Summer Allergies Summer allergies are usually triggered by pollen from grasses and weeds. Fall Allergies Ragweed, mold and dust mites are the biggest allergy triggers in the fall. Winter Allergies If you have indoor allergies such as mold and dust mites, you may notice symptoms more during winter, when you spend more time inside.
Hay Fever Hay fever, also known as allergic rhinitis, is an immune disorder characterized by an allergic response to pollen grains and other substances. There are two types: Pollen Allergies More than 25 million Americans are allergic to pollen from trees, grass, or weeds. Mold Allergy All of us are exposed to some mold every day, and usually, there are no problems.

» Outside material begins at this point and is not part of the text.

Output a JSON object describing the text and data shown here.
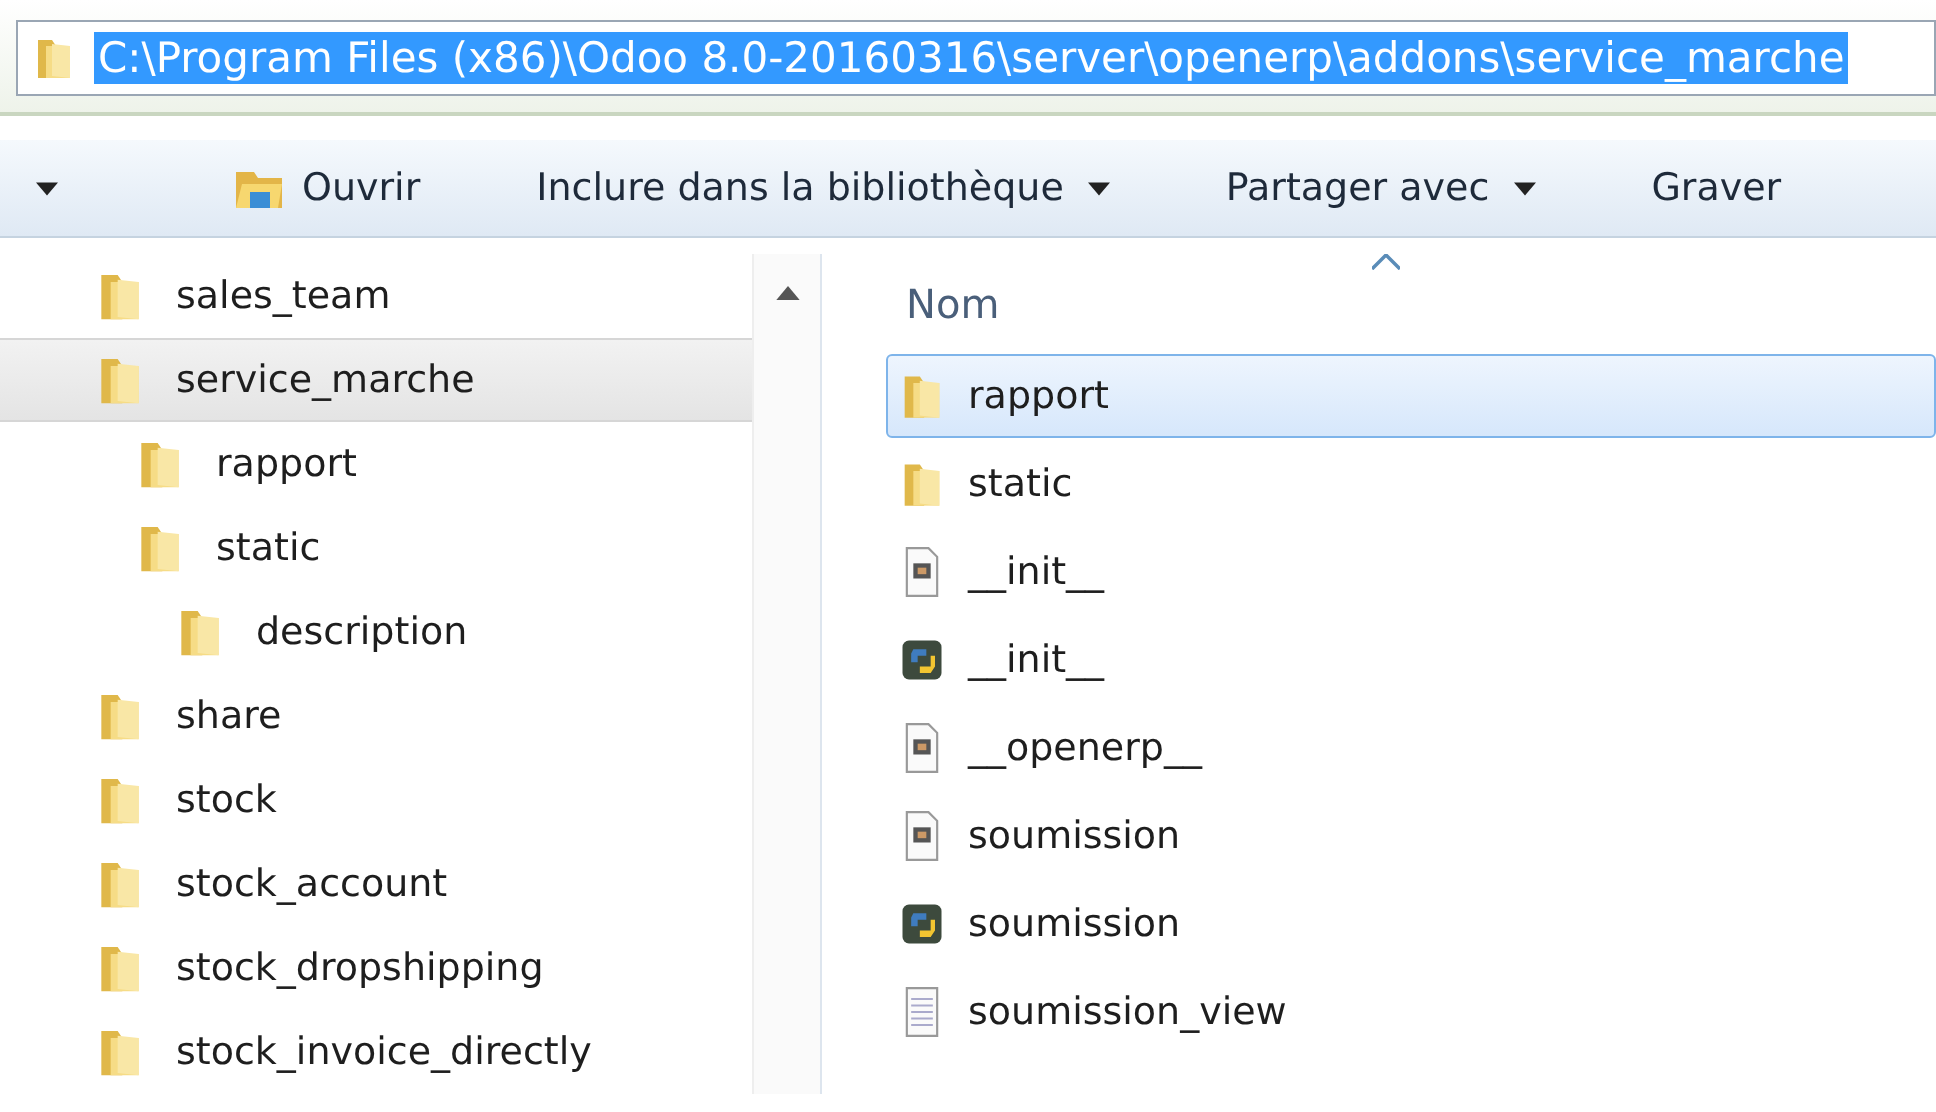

Cat allergies are twice as common as dog allergies, children seasonal allergies and diarrhea. Food allergies or food intolerances affect nearly everyone at some point. People often have an unpleasant reaction to something they ate and wonder if they have a food allergy. Milk Allergy If you suffer from a milk allergy, strictly avoiding milk and food containing milk and milk products is the only way to prevent a reaction, which can include immediate wheezing, vomiting, and hives.
Casein Allergy If a glass of milk or slice of pizza causes swollen lips, hives, or other symptoms, you may have an allergy to casein, a protein in milk. Another milk protein associated with allergies is whey. Children seasonal allergies and diarrhea people are allergic to both casein and whey. Egg Allergy Egg allergies are more common in children than in adults. Reactions range from mild to severe. Nut Allergy If you suffer from a nut allergy, strictly avoiding nuts, including peanuts and tree nuts like cashews and walnuts, and food containing nuts is the only way to prevent a reaction.

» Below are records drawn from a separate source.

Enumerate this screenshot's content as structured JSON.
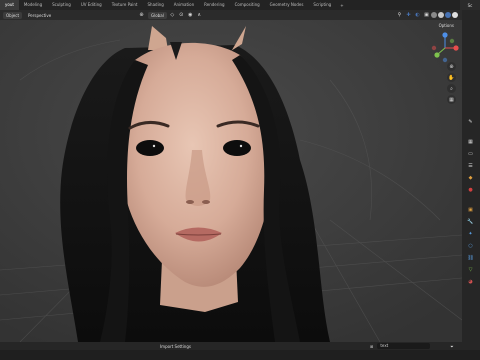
{
  "workspaces": {
    "active": "Layout",
    "active_visible": "yout",
    "tabs": [
      "Modeling",
      "Sculpting",
      "UV Editing",
      "Texture Paint",
      "Shading",
      "Animation",
      "Rendering",
      "Compositing",
      "Geometry Nodes",
      "Scripting"
    ],
    "add": "+"
  },
  "top_right_label": "Sc",
  "header": {
    "mode": "Object",
    "transform_orientation": "Global",
    "menu_perspective": "Perspective"
  },
  "viewport": {
    "options_label": "Options",
    "gizmo_axes": [
      "X",
      "Y",
      "Z"
    ]
  },
  "status": {
    "center": "Import Settings",
    "search_value": "text"
  },
  "colors": {
    "axis_x": "#e84d4d",
    "axis_y": "#7ec24d",
    "axis_z": "#4d8fe8",
    "accent": "#4772b3"
  }
}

Sulfite Sensitivity Sulfites are a group of sulfur-based compounds that may occur naturally or may be added to food as an enhancer and preservative, children seasonal allergies and diarrhea. The FDA estimates that one out of people is sensitive to the compounds. Soy Allergy If all you needed to do for a soy allergy was skip the soy sauce and tofu, life would be a breeze! But soybeans are a big part of processed foods, too, children seasonal allergies and diarrhea.

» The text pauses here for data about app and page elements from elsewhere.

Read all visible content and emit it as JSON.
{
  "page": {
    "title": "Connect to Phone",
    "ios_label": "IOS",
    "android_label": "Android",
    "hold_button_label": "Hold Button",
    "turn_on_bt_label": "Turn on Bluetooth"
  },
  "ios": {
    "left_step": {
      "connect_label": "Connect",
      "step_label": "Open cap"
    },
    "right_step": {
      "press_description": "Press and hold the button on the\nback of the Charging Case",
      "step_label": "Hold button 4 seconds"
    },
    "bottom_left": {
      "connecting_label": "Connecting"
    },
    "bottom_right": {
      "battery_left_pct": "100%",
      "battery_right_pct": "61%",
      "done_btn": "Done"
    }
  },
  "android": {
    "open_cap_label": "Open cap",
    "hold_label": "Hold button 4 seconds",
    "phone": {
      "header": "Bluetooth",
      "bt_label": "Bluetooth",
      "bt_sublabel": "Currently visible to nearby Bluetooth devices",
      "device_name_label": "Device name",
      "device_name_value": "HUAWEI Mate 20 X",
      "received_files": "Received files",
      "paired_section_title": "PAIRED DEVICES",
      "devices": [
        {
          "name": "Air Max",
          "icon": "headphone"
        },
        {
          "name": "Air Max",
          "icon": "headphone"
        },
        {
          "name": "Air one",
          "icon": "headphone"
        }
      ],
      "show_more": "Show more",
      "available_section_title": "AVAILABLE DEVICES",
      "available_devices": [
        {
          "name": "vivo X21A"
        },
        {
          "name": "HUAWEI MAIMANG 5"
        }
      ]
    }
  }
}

It overreacts and sends antibodies to help fight the invader, called an allergen. The result is a red, itchy rash where the substance landed. Hives Urticaria and Angioedema Hives, children seasonal allergies and diarrhea known as urticaria, are an outbreak of food allergies causing neck shoulder tightness, pale red bumps, patches, or welts on the skin that appear suddenly -- as a result of allergies, or for other reasons.
In angioedema, the swelling happens under the skin, not on the surface. Allergies to Poison Ivy, Oak, and Sumac Poison ivy, poison oak, and poison sumac are plants that contain an irritating, oily sap called urushiol. Urushiol triggers an allergic reaction when it comes into contact with skin, resulting in an itchy rash, which can appear within hours of exposure or up to several days later.
Allergies to Insect Stings Bee, wasp, yellow jacket, hornet, or fire ant stings are the insect stings that most often trigger allergies.
Most people are not allergic to insect stings and may mistake a normal sting reaction for an flax food allergy reaction. Can You Be Allergic to the Sun? However, some people burn particularly easily or develop exaggerated skin reactions to sunlight.
Certain ingredients used in cosmetics, such as fragrances and preservatives, can act as allergens, substances that trigger an allergic reaction. Nickel Allergy A nickel allergy is a skin reaction that develops after exposure to nickel or items containing the metal. Most of those millions have symptoms involving their eyes. Allergic Conjunctivitis Pink Eye Conjunctivitis is one of the most common and treatable eye conditions in children and adults.
Drug Allergies Many medications can cause side effects, and certain ones can trigger allergies. Penicillin Allergy Since the s, penicillin has been a go-to drug to clear up infections caused by bacteria. But some people get a bad reaction from taking it.